**What you have to do:** Sift the listing for lines that hold the string "checked" and pull them out.

•••

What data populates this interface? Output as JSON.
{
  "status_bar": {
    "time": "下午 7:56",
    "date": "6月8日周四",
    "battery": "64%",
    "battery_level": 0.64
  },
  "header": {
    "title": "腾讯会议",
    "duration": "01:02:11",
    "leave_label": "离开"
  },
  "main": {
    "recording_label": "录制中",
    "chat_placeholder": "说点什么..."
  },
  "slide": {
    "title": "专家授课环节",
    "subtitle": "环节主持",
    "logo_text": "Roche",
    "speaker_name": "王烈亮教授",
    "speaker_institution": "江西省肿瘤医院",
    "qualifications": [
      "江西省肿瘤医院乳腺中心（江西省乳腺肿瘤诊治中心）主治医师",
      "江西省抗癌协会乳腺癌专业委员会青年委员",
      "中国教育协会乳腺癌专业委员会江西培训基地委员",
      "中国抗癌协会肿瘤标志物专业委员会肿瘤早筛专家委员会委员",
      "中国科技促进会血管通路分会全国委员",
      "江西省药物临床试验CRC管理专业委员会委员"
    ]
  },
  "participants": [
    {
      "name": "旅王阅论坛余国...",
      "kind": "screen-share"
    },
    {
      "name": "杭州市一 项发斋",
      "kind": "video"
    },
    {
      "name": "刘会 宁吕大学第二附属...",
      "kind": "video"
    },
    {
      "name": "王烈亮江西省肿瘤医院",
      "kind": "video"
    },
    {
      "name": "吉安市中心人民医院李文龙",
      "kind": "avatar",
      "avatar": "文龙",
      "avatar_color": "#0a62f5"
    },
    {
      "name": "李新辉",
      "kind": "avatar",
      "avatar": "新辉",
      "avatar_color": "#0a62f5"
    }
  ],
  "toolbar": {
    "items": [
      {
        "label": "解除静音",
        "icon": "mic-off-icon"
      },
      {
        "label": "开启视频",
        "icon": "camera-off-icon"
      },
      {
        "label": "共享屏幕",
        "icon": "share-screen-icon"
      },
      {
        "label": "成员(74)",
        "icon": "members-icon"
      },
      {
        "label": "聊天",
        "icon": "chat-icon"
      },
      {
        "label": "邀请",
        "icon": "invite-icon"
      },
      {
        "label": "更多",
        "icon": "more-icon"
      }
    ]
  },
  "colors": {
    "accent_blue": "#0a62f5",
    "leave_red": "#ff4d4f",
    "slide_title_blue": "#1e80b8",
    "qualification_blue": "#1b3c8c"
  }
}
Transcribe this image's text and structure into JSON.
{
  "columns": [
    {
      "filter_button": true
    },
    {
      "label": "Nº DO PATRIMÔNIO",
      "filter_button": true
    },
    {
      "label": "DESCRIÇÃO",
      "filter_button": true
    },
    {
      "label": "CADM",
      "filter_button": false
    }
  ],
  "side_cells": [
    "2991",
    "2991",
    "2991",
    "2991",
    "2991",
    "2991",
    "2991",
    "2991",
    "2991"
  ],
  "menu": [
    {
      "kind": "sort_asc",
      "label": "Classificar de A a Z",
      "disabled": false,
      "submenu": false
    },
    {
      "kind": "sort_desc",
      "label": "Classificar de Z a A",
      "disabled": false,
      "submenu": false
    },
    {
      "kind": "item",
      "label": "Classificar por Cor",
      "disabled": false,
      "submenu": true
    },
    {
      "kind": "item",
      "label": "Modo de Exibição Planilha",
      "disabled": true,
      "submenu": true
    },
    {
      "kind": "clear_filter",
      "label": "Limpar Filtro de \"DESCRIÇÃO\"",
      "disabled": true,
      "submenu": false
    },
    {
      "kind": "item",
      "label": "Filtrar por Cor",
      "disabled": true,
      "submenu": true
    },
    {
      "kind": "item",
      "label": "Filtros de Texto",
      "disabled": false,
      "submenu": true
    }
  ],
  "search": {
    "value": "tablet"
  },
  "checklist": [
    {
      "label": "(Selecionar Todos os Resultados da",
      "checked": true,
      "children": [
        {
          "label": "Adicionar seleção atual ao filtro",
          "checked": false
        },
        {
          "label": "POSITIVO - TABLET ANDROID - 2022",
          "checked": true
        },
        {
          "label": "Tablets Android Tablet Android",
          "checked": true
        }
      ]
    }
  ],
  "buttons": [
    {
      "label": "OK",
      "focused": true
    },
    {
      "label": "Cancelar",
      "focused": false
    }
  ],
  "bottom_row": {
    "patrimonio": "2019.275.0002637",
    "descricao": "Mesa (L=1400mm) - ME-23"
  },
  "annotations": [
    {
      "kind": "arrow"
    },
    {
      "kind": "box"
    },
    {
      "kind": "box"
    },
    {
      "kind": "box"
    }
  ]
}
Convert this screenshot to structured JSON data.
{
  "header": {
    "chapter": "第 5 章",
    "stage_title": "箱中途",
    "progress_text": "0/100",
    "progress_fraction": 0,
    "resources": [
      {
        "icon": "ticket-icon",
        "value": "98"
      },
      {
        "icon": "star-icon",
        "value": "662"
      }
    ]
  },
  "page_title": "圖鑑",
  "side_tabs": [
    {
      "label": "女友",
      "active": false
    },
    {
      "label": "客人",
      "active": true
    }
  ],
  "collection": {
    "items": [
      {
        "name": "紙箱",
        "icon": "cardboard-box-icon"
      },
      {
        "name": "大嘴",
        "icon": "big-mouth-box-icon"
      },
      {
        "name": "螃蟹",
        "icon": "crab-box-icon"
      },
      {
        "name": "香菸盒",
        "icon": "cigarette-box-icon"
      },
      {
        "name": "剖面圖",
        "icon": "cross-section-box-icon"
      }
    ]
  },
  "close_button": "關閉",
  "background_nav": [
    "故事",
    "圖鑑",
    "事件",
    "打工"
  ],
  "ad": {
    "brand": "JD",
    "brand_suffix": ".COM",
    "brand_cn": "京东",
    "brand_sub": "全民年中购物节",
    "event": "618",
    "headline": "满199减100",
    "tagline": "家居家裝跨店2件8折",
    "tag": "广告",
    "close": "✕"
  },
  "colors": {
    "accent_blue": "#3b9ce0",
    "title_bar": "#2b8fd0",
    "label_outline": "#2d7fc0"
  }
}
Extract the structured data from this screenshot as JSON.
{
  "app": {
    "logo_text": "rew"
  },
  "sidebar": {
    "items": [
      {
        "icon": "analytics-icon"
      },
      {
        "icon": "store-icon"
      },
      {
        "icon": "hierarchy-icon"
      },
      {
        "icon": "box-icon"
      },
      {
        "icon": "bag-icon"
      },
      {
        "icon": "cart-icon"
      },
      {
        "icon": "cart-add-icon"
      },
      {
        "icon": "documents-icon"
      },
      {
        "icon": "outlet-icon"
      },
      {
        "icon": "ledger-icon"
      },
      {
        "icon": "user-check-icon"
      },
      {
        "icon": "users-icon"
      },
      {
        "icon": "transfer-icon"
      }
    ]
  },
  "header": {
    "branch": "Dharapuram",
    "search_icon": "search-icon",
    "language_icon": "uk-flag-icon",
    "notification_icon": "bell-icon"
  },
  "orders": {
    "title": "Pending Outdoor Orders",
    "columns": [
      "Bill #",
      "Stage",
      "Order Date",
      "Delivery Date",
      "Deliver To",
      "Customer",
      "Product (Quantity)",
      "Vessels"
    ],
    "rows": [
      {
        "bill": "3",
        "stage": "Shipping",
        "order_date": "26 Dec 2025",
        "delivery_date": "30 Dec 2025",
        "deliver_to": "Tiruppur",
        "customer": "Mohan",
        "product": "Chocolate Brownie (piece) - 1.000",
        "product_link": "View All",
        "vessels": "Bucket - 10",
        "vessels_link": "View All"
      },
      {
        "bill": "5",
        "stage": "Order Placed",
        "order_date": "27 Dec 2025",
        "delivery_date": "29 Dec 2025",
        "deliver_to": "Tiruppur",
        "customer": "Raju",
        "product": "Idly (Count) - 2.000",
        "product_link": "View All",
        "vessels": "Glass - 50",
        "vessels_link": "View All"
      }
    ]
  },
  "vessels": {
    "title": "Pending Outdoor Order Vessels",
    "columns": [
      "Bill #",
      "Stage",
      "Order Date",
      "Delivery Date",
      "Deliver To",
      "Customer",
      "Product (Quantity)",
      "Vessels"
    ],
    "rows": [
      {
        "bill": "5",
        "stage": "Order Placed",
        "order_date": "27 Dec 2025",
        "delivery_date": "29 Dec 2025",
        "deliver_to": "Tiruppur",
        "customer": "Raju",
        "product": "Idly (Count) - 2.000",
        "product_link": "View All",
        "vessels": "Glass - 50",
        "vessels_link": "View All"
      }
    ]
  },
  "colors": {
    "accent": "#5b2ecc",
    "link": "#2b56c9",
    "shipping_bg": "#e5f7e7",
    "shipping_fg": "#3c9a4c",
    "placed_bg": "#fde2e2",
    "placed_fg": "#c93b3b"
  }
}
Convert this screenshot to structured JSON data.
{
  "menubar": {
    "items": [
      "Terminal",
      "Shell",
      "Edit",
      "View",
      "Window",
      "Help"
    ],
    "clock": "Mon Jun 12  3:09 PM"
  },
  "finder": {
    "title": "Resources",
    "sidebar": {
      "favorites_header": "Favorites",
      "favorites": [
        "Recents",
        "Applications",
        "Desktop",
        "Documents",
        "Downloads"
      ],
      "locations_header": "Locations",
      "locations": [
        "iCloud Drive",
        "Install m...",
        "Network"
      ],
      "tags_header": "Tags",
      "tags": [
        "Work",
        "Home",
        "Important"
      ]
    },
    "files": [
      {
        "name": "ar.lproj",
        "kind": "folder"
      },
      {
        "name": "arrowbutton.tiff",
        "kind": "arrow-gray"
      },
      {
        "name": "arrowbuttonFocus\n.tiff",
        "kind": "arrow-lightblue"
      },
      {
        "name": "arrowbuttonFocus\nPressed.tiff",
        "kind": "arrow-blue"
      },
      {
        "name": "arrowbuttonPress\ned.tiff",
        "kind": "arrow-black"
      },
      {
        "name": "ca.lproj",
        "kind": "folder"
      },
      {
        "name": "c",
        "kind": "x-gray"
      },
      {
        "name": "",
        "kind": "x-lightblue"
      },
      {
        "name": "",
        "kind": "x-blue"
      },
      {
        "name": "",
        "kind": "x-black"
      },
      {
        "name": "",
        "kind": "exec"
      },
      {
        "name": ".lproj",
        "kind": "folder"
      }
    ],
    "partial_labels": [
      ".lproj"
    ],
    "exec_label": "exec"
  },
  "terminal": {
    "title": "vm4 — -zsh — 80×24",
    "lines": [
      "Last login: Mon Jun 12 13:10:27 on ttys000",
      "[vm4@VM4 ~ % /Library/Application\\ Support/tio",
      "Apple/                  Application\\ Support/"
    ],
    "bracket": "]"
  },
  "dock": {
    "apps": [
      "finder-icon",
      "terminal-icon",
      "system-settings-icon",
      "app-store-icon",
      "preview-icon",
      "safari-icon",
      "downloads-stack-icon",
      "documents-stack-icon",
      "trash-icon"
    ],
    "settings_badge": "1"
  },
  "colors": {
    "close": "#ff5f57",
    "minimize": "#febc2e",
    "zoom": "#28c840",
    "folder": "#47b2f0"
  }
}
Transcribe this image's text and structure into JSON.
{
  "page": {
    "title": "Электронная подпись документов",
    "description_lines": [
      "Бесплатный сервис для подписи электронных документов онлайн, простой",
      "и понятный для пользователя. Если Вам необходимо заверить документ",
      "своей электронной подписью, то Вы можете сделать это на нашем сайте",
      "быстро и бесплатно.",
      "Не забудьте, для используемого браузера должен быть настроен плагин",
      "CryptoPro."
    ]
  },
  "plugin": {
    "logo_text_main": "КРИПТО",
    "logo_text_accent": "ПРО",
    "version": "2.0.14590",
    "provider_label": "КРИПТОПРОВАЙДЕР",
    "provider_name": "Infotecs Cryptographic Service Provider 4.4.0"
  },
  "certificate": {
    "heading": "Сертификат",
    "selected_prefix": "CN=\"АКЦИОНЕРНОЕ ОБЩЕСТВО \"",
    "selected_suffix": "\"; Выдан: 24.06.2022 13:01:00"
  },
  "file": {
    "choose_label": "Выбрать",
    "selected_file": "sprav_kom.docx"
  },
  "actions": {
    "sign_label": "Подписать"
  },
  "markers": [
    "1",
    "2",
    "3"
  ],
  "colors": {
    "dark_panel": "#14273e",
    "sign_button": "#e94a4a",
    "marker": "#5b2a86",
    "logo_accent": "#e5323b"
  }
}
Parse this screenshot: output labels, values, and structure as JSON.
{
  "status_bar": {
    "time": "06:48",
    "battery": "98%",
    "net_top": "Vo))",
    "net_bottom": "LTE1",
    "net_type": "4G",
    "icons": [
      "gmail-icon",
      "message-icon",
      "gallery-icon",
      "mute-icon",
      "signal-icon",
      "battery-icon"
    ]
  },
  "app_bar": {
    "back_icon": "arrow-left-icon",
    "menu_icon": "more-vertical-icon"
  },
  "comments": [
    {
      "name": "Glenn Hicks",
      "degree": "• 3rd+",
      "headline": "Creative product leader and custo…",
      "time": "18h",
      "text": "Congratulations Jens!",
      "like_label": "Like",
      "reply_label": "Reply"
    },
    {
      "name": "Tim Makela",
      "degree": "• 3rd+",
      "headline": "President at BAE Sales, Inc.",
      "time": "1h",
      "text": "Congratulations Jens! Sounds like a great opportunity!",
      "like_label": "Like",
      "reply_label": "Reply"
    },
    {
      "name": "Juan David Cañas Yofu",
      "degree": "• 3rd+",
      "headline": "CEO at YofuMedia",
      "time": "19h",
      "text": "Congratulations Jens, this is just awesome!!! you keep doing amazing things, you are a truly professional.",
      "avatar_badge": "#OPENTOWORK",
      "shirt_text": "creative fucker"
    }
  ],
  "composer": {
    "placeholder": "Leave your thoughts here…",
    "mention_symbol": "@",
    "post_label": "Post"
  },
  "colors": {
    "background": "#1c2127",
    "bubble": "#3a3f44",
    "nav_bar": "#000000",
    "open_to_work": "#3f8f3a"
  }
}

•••

**Solution to the exercise:**
      "checked": true,
          "checked": false
          "checked": true
          "checked": true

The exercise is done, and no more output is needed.